FDA Stops Granting EUAs For Lab Developed Tests, Denying LDT Makers PREP Act Liability Protections
It’s the latest salvo in the push-and-pull between the FDA and the HHS over LDTs
The tug of war between the US HHS and the FDA over laboratory developed tests took a surprising turn on 7 October when the agency declared that it will no longer issue emergency use authorizations for LDTs. That means unapproved COVID-19 tests that come to market without an EUA won’t be covered under the PREP Act, which protects makers of pandemic-fighting products from lawsuits.
The push-and-pull between the US Department of Health and Human Services and the Food and Drug Administration over laboratory developed tests took a surprising turn today when the agency declared that it will no longer grant emergency use authorizations (EUAs) for LDTs.
That means unapproved COVID-19 tests that come to market without an EUA won’t be covered under the Public Readiness and Emergency Preparedness Act – or PREP Act – which protects makers of pandemic-fighting products from most related lawsuits.

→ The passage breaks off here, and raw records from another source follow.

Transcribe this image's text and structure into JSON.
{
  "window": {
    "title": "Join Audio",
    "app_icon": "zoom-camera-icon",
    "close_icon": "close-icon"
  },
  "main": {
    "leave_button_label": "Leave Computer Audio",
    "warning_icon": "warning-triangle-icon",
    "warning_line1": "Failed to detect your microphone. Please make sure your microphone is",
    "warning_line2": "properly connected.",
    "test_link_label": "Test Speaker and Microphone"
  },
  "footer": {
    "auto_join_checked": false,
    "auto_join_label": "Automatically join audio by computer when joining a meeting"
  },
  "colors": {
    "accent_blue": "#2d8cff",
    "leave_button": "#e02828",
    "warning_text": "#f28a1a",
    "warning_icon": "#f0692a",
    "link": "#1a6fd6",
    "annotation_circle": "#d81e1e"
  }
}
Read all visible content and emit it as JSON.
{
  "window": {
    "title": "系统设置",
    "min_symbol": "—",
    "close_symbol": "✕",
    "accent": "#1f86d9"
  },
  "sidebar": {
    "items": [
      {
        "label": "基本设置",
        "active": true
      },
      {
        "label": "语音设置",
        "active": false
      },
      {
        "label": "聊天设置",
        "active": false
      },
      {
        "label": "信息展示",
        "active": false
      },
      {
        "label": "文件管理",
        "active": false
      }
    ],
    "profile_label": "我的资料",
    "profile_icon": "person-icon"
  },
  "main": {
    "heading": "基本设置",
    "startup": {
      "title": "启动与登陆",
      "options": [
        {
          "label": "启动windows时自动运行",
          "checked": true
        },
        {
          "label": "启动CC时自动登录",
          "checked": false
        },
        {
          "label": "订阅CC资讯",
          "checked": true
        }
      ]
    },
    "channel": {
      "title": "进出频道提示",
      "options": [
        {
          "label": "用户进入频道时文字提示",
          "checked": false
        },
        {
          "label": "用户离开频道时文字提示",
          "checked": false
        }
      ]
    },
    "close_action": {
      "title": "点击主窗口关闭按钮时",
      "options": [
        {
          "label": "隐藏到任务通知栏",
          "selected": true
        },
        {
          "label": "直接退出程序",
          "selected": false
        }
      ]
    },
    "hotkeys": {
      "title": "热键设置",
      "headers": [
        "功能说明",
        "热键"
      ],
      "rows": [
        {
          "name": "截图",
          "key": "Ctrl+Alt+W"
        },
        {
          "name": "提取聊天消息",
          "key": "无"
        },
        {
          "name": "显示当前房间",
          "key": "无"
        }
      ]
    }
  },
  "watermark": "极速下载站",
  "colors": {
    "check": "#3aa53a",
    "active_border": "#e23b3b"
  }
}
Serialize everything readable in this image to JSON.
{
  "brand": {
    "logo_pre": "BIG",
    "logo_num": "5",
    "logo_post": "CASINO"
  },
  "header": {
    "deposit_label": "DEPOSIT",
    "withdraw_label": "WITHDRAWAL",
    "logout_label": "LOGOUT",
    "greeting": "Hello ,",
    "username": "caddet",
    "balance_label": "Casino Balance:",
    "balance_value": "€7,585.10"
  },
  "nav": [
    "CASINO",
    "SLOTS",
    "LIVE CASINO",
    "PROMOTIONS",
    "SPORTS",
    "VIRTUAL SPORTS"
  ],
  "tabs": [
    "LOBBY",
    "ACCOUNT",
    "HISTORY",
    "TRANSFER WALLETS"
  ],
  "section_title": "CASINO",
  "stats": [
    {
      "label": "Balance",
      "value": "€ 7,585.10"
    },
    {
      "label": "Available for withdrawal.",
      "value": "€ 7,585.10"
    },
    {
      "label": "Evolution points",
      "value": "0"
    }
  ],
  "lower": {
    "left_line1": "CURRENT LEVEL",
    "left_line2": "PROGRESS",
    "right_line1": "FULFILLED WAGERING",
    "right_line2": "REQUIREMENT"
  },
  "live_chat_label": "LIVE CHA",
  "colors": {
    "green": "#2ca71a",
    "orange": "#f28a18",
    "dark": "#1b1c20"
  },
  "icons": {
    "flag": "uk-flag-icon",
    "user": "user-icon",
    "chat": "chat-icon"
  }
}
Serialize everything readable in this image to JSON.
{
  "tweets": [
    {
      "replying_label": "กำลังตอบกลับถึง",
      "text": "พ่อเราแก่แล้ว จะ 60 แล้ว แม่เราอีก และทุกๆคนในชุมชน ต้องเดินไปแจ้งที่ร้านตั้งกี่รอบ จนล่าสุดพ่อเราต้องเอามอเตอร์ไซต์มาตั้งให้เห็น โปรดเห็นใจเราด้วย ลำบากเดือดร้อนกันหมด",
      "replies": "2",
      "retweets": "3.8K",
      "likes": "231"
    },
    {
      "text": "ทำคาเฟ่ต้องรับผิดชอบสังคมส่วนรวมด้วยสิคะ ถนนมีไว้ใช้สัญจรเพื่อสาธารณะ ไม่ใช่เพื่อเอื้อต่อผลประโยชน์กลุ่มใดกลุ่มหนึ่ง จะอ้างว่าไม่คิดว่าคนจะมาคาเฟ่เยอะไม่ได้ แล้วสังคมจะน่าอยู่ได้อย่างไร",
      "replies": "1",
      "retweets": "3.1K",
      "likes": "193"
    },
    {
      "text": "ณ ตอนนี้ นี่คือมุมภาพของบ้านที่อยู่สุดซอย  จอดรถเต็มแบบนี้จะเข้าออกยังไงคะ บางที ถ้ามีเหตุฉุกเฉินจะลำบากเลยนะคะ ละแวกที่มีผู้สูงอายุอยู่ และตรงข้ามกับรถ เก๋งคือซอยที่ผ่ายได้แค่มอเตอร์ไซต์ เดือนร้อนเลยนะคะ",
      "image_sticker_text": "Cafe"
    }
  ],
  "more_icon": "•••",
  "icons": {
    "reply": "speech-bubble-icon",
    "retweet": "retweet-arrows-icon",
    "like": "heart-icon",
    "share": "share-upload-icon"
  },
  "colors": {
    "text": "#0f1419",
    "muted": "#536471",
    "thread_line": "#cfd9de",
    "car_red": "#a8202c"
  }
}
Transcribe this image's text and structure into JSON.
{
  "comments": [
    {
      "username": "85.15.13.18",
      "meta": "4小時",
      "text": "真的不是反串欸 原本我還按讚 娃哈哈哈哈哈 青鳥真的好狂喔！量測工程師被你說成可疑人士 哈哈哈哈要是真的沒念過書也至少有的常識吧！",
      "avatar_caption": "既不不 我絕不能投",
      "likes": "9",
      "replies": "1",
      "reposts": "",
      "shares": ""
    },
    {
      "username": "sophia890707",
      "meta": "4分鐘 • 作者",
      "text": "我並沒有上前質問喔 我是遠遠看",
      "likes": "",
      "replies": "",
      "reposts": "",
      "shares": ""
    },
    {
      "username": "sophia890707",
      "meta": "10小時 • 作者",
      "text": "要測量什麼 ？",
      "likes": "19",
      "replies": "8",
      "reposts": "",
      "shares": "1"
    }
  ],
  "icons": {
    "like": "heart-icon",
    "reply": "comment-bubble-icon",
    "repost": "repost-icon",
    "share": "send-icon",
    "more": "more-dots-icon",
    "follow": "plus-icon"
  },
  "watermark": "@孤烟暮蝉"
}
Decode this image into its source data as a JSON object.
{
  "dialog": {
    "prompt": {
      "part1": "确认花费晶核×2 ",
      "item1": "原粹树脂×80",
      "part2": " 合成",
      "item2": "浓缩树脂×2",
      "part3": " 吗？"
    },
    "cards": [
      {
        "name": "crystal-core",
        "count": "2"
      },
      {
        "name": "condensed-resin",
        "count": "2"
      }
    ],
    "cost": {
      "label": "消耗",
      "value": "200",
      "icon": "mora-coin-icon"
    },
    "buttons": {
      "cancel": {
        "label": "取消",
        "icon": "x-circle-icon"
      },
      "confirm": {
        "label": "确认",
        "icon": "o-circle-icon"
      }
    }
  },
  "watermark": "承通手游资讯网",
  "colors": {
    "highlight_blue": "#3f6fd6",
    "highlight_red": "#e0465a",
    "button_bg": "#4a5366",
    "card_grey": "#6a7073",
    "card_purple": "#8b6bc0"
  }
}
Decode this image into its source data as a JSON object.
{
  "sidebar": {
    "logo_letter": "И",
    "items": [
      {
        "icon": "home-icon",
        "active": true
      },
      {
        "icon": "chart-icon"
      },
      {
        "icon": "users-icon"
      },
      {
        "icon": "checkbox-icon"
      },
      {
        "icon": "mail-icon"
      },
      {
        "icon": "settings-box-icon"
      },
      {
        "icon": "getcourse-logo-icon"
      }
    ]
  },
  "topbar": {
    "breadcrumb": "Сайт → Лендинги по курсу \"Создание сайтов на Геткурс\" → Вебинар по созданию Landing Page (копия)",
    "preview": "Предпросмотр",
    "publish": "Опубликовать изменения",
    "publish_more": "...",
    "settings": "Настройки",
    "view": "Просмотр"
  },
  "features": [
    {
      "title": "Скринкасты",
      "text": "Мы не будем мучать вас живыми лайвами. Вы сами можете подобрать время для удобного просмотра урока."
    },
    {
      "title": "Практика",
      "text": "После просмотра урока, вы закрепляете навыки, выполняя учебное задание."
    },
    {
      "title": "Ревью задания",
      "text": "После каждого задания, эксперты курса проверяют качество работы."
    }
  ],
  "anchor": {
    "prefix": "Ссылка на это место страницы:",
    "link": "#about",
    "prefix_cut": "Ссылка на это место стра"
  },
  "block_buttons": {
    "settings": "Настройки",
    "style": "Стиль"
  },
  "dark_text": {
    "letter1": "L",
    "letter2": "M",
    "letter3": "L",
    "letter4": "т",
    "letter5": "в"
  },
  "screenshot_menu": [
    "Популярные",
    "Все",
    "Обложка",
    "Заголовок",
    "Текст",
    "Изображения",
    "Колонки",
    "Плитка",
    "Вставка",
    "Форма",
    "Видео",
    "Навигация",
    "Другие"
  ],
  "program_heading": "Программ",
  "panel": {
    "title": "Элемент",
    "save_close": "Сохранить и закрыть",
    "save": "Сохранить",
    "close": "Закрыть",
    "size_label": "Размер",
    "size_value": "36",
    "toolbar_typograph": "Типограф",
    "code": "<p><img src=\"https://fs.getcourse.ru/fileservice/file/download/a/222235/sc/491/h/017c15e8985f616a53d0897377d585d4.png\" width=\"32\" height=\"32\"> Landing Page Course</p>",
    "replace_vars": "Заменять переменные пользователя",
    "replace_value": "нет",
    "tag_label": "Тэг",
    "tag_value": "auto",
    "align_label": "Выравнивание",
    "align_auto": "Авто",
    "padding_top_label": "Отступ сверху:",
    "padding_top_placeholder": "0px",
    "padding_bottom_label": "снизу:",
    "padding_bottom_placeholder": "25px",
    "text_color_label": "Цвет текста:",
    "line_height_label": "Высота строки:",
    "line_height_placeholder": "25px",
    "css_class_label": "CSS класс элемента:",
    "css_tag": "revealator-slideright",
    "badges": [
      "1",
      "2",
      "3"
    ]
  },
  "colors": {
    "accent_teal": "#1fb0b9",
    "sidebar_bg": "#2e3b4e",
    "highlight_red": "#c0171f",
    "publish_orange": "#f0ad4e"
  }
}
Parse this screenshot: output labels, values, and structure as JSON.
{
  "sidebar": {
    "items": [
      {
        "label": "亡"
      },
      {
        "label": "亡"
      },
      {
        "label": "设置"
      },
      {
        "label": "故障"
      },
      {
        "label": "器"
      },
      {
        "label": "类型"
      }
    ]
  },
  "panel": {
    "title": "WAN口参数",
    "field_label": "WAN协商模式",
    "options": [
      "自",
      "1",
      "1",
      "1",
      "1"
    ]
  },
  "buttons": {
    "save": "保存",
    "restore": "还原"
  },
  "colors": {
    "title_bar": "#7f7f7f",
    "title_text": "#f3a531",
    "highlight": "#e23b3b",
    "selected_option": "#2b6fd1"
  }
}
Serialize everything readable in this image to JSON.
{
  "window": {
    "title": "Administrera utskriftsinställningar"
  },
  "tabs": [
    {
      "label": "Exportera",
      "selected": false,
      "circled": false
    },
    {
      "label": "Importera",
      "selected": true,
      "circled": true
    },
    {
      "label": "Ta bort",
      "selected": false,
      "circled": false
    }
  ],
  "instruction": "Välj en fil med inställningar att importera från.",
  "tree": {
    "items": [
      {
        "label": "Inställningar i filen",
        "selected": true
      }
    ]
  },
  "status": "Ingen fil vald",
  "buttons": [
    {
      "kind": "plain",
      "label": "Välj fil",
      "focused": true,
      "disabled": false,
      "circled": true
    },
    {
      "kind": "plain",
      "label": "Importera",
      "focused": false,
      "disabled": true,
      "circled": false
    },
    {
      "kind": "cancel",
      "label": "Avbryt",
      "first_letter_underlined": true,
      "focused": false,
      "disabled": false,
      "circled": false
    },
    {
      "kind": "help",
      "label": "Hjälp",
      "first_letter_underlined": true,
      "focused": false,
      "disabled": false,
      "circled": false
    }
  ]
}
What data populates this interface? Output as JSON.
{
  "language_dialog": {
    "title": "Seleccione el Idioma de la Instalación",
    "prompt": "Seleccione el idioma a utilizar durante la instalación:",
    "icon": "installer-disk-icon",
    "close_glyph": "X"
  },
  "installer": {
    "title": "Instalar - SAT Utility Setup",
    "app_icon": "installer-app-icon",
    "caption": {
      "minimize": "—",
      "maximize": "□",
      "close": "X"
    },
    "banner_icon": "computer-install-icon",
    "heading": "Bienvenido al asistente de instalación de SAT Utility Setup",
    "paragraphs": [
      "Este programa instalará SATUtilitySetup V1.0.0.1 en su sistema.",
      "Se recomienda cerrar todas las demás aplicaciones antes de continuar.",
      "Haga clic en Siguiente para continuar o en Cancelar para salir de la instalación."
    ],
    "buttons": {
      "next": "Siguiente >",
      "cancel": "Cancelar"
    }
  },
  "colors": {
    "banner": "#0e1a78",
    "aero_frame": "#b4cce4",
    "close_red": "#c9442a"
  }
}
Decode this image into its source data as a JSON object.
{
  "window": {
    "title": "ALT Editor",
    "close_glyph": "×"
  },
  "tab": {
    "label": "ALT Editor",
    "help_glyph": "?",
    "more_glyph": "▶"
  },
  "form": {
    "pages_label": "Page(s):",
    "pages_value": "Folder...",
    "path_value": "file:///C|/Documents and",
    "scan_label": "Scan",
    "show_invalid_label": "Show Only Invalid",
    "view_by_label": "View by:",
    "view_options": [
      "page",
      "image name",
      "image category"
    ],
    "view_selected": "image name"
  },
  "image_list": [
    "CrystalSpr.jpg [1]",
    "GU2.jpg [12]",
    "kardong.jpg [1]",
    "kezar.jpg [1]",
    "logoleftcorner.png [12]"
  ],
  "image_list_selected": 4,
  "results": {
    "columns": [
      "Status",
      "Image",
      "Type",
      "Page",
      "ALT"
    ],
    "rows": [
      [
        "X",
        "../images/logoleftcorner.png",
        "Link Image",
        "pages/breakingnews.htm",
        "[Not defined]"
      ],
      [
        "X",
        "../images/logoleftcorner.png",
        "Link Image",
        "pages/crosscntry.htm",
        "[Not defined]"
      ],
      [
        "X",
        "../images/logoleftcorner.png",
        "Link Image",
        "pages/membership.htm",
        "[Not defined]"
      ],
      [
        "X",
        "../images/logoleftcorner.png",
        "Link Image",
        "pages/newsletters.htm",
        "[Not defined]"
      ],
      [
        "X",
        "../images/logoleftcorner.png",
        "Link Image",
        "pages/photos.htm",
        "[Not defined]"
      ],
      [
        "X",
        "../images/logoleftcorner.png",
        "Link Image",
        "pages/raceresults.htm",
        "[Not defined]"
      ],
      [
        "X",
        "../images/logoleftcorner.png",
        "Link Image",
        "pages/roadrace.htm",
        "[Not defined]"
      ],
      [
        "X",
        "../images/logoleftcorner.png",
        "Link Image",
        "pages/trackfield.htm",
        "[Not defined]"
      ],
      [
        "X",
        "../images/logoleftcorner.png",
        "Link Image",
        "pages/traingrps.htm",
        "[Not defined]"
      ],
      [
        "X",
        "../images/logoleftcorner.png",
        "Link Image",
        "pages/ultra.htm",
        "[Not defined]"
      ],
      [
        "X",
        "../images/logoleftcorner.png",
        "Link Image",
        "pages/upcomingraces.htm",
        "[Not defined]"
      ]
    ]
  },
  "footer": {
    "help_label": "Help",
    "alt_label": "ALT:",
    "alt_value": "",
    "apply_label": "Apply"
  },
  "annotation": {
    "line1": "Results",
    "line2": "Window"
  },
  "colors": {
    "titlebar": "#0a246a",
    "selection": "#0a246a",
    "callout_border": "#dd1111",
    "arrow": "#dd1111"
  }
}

The HHS announced in August that LDT makers no longer need to notify the FDA before sending their diagnostics to market. The HHS said at the time that the agency won’t impose premarket review on LDTs absent the formal notice-and-comment rulemaking process. (Also see "Legal Experts: HHS Policy Change Strips FDA Of Oversight For All LDTs" - Medtech Insight, 26 Aug, 2020.)
“FDA is declining to review EUA requests for LDTs at this time.” – Tim Stenzel
Because of “the recent HHS announcement that FDA will not require premarket review of LDTs, to make the best use of our resources for the greatest public health benefit, FDA is declining to review EUA requests for LDTs at this time,” said Tim Stenzel, director of the FDA’s Office of In Vitro Diagnostics and Radiological Health.
“FDA continues to prioritize review of EUA requests for point-of-care tests, at-home collection kit tests, at-home tests, tests that reduce reliance on tests supplies, and of course those tests that are high throughput, widely distributed tests on widely available platforms,” he said. “This approach, we believe, will provide greater potential to improve the national testing capacity and permit FDA to take appropriate steps to assure that authorized tests may be effective.”
Stenzel’s comments came on 7 October during the Food and Drug Law Institute’s Annual Conference.
But it wasn’t only the policy shift by the HHS that precipitated the FDA’s move to block LDTs from the emergency use process, Stenzel said.
“We recognize that we’re currently in a different phase of the pandemic with respect to tests than we were previously,” he said. “Many COVID-19 tests are now authorized to be run in labs, so there is this huge testing capability already that’s EUA-authorized.”
The FDA has issued more than 250 EUAs to tests related to the novel coronavirus since the national public health emergency was announced in January.
During a separate weekly FDA town hall held earlier in the day, Stenzel claimed the move had nothing to do with denying LDT makers protection under the PREP Act – although that’s what it effectively does.
Instead, he said, “this is an effort to prioritize FDA resources for the greatest public health benefit, considering the extent to which we can use our authorities under the Food, Drug, and Cosmetic Act.”
Former FDA commissioner Scott Gottlieb warned in late August that the LDT policy shift by the HHS could lead to a “limbo” for COVID-19 tests with EUA status. (Also see "Ex-FDA Commish Warns Of ‘Limbo’ For COVID-19 LDTs Granted Emergency Use Authorization" - Medtech Insight, 22 Aug, 2020.)
“FDA has worked with labs to advance countless testing innovations under FDA’s emergency use authorization … authority,” Gottlieb wrote on Twitter. “Under this process FDA provides feedback to test makers. Countless labs say FDA counsel helped improve test quality.”
Gottlieb, who was commissioner from 2017 to 2019, went on: “The process was mostly working. New tests were entering the market; innovation unfolding. Now all LDTs authorized under EUA could be in limbo. How can FDA grant EUA for something it has no authority to require? Liability protections that attach with EUAs may be inoperable.”
But in an August FAQ sheet, the HHS says that won’t happen. “All EUAs granted under the previous requirement are unaffected by this [LDT] policy announcement,” the department wrote. (Also see "FAQ Sheet From HHS Says FDA ‘Rarely Enforced’ Premarket Review Of LDTs" - Medtech Insight, 29 Aug, 2020.)
The FDA’s authority over LDTs has long been an open question. The Centers for Medicare and Medicaid Services regulates LDTs under Clinical Laboratory Improvement Amendments (CLIA) rules. But since 2014, some stakeholders have argued that LDTs have become too complex for CLIA regulation and should be FDA-reviewed.